Dear Friends, Neighbors, and Fellow Fairbanksans,
Last Thursday, the House passed its version of the Fiscal Year 2020 (FY20) operating budget, with Democrats, Republicans, and Independents voting to pass a budget which aims to protect Alaska’s education, public safety, transportation, and health care programs. While I do not feel that the budget is perfect, it is a great improvement on the budget proposed by the governor two months ago.
After the House Finance committee and subcommittees spent weeks analyzing and amending the budget, we spent three days voting on amendments before ultimately passing a budget which cuts over $200M in spending while avoiding the draconian, unsustainable cuts proposed by the governor. The impact of every single cut was carefully analyzed, with the goal of streamlining government without wrecking the economy.
In the University subcommittee, in an attempt to ameloriate some of the effects of previous cuts, I offered (and the committee accepted) an amendment which added $10M to the University budget. The finance committee then stripped this amendment and reduced the University budget by an additional $10M. I offered the same amendment on the House floor. Many amendments (including mine) were ‘rolled to the bottom’ and were ultimately not considered. While I am glad that we avoided a lengthy debate regarding guns on campus or abortion restrictions (neither of which have a thing to do with the budget), I was frustrated that the House chose to reduce the University budget.
On the flip side, K-12 education funding escaped unscathed. Loads of research demonstrate that investments in early education pay massive returns; an investment in our children is truly an investment in our future, and the cuts to education over the last few years have run counter to Alaska’s long-term health and well-being.

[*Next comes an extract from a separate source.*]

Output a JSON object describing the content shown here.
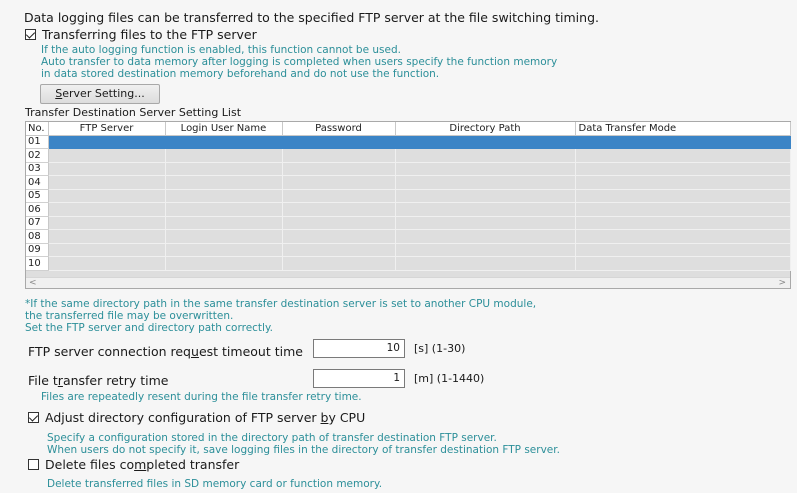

Over the last few months, those of us in the Legislature have heard from thousands of Alaskans who have delivered us a constant, coherent message – while spending might be reduced, budget cuts without regard for their effect is a disaster waiting to happen. The overall message I’ve been hearing is “don’t cut essential services such as education, the University, and Medicaid.” I’ve also heard, “I’d be willing to take a smaller PFD and pay taxes.” If we fund the budget to the same extent as last year, we’d still be able to provide a family of four around $3000 in PFD payments. Many people have asked me, “Where’s the crisis?”